back-projection
for CT scanning Reconstruction of image by backprojection.
Backprojection applied to a 4 element 2x2 matrix.
Colorado Uni has a useful section on the theory of backprojection and reconstruction.
Texts e.g. wikibooks explain how to construct the matrix of ray-sums from an original matrix.
They then derive the original by
(a) subtracting a background(bg) or offset value from each element
(b) dividing by a number (n) sometimes called the normalisation or renormalisation or rationalisation factor.
Unfortunately, they don't explain how to obtain bg and n.
This will show how to calculate bg and n for a 2x2 matrix.
The same principle applies to any size matrix.
You can test yourself on some 2x2, 3x3 and 4x4 matrices.
 (a) (b) (c) (d) (e) (f) (g) 3 4 7 7 11 4 4 12 3 5 25 28 3 4 1 8 9 9 1 11 4 12 5 8 19 40 1 8
(a) the original matrix
(b) ray sums from the horizontal view placed in the corresponding pixels.
(c), (d), (e) ray sums from views obtained by rotating 45deg clockwise placed in the corresponding pixels.
(f) sum of all the ray sums for each pixel (eg 25=7+11+4+3)
(g) subtract a background(bg) of 16 from pixel and divide each by n=3 to rationalise or normalise it.
How to calculate bg and n
As (f) is the sum of all the CT scans, it is equivalent to the original matrix (a)
Take each pixel of the top row of (f):
we know that if we subtract the background(bg) from each pixel and divide by the normalisation (n), this will give us the magnitudes of the original pixels.
Although we don't know the magnitude of each pixel, we do know their sum (=7)(see matrix(b))
So: (25 - bg)/n + (28 - bg)/n = 7 ie (25+28) - 2bg = 7n
similarly for the 2nd row:
(19 - bg)/n + (40 - bg)/n = 9 ie (19+40) - 2bg = 9n
This gives us 2 equations with 2 unknowns.
Solving gives n=3, bg=16. for this matrix.
In general you can show: n=3 for any 2x2 matrix & bg = sum of all original pixels = 1/7 of sum of all pixels in overall CT scan.

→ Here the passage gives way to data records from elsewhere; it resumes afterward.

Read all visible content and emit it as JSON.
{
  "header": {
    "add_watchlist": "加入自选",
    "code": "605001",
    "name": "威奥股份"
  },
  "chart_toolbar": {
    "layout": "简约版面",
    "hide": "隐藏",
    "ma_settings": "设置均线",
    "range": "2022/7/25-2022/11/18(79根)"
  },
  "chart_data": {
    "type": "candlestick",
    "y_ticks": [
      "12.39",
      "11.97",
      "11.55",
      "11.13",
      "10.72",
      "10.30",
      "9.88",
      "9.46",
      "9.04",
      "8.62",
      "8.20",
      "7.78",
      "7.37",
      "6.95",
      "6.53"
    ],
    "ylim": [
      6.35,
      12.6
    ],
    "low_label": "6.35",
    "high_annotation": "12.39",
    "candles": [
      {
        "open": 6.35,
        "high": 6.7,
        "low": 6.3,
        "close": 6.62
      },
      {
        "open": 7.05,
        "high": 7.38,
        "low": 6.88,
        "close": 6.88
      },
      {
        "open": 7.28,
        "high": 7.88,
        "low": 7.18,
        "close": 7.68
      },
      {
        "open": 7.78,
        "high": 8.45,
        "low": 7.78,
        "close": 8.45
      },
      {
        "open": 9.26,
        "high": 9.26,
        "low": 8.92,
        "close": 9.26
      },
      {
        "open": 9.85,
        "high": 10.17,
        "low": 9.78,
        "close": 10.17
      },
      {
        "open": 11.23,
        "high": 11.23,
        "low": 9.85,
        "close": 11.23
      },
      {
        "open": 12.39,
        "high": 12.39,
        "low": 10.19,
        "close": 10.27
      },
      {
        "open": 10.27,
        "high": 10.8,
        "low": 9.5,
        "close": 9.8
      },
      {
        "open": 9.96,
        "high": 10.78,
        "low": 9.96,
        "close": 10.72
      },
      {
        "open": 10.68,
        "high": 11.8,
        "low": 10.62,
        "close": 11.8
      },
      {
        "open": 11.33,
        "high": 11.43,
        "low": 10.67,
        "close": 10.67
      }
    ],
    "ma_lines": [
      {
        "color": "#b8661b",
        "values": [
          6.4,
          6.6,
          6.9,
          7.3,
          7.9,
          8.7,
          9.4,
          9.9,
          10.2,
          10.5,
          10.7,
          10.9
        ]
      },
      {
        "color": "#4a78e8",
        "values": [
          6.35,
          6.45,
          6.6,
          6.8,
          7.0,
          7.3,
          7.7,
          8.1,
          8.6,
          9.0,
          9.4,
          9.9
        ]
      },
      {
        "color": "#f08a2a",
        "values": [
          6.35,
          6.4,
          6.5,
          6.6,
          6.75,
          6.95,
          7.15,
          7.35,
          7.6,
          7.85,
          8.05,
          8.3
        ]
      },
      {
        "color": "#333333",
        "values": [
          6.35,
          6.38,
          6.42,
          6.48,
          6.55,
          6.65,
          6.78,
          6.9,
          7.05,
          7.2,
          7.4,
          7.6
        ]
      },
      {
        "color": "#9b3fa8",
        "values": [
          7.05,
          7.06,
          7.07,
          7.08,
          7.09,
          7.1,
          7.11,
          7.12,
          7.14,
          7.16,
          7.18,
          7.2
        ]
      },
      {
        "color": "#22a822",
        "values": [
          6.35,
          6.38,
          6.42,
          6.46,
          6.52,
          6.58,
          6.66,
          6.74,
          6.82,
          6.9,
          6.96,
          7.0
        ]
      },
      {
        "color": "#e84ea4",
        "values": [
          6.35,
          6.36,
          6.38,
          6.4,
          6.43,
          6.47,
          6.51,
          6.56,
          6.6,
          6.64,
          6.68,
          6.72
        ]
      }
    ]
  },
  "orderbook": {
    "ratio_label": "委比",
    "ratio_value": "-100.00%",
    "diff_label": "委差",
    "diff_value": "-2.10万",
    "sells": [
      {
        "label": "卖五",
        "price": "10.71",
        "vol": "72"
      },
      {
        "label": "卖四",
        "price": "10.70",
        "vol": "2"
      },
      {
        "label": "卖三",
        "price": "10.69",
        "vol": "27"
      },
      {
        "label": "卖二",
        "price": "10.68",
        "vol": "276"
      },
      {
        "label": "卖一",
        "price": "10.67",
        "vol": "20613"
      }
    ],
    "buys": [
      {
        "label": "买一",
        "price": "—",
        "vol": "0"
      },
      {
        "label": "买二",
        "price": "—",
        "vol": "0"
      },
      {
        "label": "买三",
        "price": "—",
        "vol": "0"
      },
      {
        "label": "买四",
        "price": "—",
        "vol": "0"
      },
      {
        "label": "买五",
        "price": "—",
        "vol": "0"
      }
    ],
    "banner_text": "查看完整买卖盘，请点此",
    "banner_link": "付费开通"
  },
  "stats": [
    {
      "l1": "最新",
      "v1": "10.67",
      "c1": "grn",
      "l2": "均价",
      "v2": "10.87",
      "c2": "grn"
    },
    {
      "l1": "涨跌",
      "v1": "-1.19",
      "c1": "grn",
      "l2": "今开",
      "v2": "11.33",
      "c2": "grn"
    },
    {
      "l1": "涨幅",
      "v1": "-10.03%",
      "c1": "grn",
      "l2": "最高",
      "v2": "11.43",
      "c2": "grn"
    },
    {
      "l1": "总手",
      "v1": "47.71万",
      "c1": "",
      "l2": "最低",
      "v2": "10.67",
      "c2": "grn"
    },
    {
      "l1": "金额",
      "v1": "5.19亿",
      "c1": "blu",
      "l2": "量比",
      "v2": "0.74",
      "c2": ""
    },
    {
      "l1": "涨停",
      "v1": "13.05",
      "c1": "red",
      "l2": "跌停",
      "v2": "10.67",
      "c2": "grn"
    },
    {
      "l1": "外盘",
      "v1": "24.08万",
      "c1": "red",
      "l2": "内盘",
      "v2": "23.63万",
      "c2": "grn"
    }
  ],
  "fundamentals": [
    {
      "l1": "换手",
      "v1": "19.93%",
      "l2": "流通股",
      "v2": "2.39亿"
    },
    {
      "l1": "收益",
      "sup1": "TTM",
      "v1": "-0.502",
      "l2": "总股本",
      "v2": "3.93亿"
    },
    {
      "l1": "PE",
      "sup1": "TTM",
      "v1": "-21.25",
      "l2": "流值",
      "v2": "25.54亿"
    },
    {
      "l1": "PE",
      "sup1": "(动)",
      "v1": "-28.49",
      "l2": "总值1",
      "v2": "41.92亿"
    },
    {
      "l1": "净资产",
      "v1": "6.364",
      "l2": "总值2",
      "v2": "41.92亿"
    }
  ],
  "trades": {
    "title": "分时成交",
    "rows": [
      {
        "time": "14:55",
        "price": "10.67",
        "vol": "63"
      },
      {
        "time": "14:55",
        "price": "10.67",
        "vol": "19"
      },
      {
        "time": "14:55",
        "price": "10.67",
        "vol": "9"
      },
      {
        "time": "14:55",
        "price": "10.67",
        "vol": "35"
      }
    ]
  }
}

The table shows a matrix of pixel intensities derived from backprojection.
First calculate the background and normalisation factors
Then calculate the original value of each pixel using (Vpix - bg)/n
 (f) CT sum (g) original matrix 3 4 background= 1 8 normalization=

3x3 matrix.
There is no simple solution for a 3x3 matrix. e.g.
 (a) (b) (c) (d) (e) (f) (g) 1 1 1 3 3 3 4 2 1 3 4 3 1 2 4 11 11 11 bg=6 1 1 1 1 2 1 4 4 4 2 4 2 3 4 3 2 4 2 11 16 11 n=5 1 2 1 1 1 1 3 3 3 1 2 4 3 4 3 4 2 1 11 11 11 1 1 1
This can be solved by inspection:
(c) and (e) give the corner pixels as 1, using (b) the centre is 2 and middle of sides = 1. This method cannot be used on larger matrices.
As above: using rows 1 & 2 of (f) and (b):
(11 -bg)/n + (11 -bg)/n + (11 -bg)/n = 3
(11 -bg)/n + (16 -bg)/n + (11 -bg)/n = 4
Hence: n=5 and bg=6

The table shows a matrix of pixel intensities derived from backprojection.
(b) shows the intensities from a horizontal scan
(f) shows the total sum of all 4 scans
Your task is to calculate the original matrix of pixels and complete (g)
First calculate the background and normalisation factors
Then calculate the original value of each pixel using (Vpix - bg)/n
 (b) (f) (g) 11 11 11 n= 4 4 4 11 16 11 bg= 3 3 3 11 11 11

4x4 matrices and larger
Much more complicated and solution depends on lines chosen to correlate with by the above methods.
Therefore, coding is going to be much more complex and may take me some time.
Meanwhile, I've written an Excel spreadsheet which is downloadable to show 2x2, 3x3 and 4x4 matrices, the ray-sums and the results of reducing the raysums by backprojection, including showing the background and normalisation factors.
You can, of course, change the values of the original pixels. Excel then calculates n and bg and shows the result obtained by backprojection.
You can see that many of them suffer from blur.
To be continued... (maybe).